Cook Culture is the only kitchenwares retailer in Canada to publicly pledge not to sell disposable cookware of any type.
About Jed – Founder and CEO
Jed Grieve has been selling housewares since the late ’90s. Over the years, he’s sold many of the most popular high-end cookware brands produced, including many of the leading non-stick cookware brands. Due to his years of retail and cookware buying experience, Jed has learned that all coated cookware is not sustainable. He’s calling on his industry to sell cookware that is better for people and the environment.
Jed is the only retailer in Canada leading the charge to sell and educate on the use of only healthy, sustainable cookware.
Jed’s latest blog on what fry pans are choking the planet:
Jed making a plea to the general public to stop buying coated pans:
Over the last two years, Cook Culture has recycled over two tonnes of non-stick fry pans.
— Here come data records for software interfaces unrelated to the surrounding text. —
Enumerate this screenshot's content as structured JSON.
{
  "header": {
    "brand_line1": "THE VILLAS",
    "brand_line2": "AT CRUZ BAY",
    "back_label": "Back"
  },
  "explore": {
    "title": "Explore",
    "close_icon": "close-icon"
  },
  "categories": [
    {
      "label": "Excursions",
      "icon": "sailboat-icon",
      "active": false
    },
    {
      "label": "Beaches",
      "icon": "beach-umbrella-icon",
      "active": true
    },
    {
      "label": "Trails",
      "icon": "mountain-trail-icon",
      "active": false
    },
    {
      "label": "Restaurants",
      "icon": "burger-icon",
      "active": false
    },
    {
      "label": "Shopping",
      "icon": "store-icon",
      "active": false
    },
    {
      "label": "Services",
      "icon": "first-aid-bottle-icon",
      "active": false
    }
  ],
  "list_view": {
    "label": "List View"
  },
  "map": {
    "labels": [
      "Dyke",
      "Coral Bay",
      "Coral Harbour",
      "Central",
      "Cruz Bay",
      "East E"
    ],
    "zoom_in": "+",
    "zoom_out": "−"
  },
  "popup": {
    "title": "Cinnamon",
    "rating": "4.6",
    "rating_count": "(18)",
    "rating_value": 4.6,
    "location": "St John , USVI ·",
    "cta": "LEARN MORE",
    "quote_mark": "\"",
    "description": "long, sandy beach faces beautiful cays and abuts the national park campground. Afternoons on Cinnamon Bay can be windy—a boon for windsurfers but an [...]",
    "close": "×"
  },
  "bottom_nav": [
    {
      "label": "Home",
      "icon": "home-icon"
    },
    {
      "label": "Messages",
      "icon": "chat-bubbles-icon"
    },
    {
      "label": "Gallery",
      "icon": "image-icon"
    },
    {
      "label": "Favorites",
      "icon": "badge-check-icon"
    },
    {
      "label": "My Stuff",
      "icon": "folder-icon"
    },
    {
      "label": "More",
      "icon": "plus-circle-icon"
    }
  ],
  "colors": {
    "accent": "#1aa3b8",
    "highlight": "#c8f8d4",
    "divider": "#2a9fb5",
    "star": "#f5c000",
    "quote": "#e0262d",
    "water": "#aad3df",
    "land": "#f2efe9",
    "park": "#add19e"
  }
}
This is a video of the pile from 2017:
How to season a carbon steel pan with Chef Cosmo Meens:
Why people have such an issue using pans without Teflon:
For more information:
Please contact Jed Grieve, founder and CEO of Cook Culture Source :